▶ What is needed
Search the data for "image". Each line containing it is to be copied.

Dataset excerpts:

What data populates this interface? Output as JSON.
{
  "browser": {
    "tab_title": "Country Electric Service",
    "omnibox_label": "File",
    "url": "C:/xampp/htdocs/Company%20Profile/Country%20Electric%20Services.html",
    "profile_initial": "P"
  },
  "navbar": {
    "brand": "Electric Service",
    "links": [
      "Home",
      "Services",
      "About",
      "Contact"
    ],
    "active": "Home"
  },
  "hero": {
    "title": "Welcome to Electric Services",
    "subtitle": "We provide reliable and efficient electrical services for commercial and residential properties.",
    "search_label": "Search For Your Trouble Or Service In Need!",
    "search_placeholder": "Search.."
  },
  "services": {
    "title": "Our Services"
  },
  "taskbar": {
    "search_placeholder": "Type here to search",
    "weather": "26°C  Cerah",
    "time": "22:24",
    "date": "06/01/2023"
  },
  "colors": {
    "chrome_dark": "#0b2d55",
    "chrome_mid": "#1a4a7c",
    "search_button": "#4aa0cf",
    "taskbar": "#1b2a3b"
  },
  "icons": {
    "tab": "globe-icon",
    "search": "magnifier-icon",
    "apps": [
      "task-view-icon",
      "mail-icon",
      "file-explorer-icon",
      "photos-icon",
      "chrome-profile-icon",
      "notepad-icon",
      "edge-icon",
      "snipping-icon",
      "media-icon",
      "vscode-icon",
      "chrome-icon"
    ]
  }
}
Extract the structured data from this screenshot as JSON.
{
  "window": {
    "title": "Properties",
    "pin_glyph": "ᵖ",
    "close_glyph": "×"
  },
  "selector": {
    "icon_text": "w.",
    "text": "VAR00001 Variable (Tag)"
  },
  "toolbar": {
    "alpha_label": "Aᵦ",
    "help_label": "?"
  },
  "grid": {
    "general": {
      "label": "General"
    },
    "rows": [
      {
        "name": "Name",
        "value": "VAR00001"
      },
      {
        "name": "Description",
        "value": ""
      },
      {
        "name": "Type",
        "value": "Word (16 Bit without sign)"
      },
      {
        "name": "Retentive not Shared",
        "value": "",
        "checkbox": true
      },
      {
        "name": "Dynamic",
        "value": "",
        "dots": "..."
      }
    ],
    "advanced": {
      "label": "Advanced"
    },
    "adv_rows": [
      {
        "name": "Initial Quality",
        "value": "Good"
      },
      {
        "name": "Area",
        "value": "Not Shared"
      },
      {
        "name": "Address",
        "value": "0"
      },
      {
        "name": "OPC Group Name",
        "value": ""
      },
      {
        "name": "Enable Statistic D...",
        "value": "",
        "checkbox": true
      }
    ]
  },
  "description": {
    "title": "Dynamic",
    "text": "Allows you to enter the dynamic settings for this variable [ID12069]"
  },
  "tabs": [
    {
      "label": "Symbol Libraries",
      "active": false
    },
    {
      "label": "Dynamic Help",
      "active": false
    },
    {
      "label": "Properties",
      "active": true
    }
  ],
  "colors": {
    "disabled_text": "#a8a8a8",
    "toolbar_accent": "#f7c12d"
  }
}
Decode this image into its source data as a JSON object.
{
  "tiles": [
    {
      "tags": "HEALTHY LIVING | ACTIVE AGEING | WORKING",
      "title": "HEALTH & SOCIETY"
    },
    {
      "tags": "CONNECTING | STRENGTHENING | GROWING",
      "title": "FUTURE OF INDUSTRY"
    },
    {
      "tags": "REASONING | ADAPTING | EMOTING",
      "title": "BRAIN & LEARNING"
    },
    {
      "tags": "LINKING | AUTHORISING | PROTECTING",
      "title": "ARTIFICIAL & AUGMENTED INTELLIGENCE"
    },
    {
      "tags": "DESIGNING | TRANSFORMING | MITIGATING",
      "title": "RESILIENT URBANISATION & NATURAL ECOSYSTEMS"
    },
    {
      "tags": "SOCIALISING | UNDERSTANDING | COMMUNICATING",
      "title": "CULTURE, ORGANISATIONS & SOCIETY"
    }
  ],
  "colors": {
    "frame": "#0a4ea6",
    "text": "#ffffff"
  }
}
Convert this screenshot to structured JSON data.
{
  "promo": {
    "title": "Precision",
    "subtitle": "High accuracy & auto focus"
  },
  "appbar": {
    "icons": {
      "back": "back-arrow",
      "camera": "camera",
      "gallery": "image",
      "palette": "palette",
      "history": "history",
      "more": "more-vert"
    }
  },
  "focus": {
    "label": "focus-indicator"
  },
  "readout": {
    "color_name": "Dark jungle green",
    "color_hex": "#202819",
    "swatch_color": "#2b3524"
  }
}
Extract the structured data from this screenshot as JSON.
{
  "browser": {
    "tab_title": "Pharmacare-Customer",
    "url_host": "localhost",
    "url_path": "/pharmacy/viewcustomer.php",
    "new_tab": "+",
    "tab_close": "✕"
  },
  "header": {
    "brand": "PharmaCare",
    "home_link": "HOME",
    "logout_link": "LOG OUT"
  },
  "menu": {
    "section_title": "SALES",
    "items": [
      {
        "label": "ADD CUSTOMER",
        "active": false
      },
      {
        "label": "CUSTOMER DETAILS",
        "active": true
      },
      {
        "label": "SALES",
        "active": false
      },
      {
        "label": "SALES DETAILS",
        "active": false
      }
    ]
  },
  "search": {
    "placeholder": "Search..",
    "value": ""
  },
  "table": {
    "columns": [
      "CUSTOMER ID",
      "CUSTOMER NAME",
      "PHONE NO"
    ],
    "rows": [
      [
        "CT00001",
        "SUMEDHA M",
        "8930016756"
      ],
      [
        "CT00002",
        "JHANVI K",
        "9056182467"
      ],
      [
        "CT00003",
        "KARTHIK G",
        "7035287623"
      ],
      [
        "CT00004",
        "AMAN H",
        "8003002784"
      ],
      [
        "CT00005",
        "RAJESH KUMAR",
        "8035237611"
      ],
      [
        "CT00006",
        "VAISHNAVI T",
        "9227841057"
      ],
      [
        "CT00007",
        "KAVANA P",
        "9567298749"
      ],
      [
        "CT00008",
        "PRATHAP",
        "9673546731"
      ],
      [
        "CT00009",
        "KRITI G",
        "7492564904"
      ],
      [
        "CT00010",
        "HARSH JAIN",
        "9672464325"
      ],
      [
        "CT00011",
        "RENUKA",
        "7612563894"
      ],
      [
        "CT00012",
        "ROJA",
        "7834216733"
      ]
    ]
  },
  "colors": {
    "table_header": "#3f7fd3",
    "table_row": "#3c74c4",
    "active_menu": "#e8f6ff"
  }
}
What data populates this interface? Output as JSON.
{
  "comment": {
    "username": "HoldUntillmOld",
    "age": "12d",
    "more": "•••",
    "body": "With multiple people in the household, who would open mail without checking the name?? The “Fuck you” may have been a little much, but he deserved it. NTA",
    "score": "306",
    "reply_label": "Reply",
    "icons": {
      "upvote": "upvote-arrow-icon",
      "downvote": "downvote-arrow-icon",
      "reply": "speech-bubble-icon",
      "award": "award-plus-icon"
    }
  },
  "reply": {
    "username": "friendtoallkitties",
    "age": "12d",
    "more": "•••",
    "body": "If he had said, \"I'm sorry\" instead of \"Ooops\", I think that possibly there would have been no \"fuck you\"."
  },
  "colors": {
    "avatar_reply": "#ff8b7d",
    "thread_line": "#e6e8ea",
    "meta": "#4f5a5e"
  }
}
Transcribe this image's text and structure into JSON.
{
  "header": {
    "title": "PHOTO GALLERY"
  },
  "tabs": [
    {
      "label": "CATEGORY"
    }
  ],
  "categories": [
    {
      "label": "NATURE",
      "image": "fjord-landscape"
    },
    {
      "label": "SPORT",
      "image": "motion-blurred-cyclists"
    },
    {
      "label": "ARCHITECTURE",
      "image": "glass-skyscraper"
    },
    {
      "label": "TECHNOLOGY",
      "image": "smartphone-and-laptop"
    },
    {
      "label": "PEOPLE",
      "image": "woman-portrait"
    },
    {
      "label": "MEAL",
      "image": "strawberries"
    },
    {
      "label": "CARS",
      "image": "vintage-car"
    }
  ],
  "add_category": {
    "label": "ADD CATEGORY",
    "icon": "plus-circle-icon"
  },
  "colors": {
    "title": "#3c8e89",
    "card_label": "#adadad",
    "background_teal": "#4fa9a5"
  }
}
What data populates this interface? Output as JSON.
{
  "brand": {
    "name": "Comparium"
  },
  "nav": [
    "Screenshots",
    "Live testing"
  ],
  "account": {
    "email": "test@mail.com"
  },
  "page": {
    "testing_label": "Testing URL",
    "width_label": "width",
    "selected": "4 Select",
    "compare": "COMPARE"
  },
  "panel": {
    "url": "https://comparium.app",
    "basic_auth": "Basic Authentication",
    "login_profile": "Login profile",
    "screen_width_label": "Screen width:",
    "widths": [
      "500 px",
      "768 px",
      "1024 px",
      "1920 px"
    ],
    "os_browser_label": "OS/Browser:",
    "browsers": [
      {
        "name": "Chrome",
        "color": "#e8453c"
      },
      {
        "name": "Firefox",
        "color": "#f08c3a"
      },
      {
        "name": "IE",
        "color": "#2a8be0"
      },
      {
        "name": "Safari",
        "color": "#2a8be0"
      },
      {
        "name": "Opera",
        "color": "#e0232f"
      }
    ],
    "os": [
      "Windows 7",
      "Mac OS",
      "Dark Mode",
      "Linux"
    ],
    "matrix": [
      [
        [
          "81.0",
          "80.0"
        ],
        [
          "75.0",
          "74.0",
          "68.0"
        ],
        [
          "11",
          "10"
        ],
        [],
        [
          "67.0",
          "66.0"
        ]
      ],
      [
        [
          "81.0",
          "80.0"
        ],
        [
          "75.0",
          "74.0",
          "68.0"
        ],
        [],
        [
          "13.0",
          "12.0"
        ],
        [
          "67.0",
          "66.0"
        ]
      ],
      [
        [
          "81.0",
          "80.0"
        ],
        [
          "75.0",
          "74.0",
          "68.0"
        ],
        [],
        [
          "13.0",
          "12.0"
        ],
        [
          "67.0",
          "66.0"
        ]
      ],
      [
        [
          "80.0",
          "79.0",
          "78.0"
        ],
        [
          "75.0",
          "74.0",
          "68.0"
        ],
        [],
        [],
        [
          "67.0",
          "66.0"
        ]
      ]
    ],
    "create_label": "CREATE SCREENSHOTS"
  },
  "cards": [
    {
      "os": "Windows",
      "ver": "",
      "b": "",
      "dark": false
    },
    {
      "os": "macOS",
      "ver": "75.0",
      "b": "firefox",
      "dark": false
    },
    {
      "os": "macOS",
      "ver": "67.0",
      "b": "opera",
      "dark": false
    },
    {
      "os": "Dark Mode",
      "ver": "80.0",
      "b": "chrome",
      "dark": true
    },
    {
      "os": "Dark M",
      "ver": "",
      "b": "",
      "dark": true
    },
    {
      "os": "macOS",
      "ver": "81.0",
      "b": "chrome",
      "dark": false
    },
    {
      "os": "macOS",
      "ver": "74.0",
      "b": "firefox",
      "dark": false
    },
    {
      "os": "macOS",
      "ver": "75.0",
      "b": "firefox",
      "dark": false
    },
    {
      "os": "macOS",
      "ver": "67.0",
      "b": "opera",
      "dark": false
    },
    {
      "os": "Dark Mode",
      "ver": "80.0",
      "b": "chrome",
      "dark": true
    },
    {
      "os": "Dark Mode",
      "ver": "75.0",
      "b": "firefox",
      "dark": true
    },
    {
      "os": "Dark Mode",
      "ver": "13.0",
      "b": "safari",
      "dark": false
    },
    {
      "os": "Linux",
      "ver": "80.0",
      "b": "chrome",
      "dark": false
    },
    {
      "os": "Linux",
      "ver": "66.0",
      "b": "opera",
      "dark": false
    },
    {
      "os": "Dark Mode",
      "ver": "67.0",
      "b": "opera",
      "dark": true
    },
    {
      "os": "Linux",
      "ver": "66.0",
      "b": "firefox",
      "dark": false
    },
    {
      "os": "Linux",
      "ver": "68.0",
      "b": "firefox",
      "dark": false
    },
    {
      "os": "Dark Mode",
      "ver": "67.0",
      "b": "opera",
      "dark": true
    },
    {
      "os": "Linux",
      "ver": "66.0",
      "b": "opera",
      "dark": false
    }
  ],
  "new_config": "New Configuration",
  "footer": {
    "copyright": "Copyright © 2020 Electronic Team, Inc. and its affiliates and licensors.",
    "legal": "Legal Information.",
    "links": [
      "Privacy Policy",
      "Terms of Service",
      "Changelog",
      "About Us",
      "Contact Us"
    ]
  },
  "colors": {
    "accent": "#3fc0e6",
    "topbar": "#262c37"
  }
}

▶ Your response
Decode this image into its source data as a JSON object.
      "gallery": "image",
Transcribe this image's text and structure into JSON.
      "image": "fjord-landscape"
      "image": "motion-blurred-cyclists"
      "image": "glass-skyscraper"
      "image": "smartphone-and-laptop"
      "image": "woman-portrait"
      "image": "strawberries"
      "image": "vintage-car"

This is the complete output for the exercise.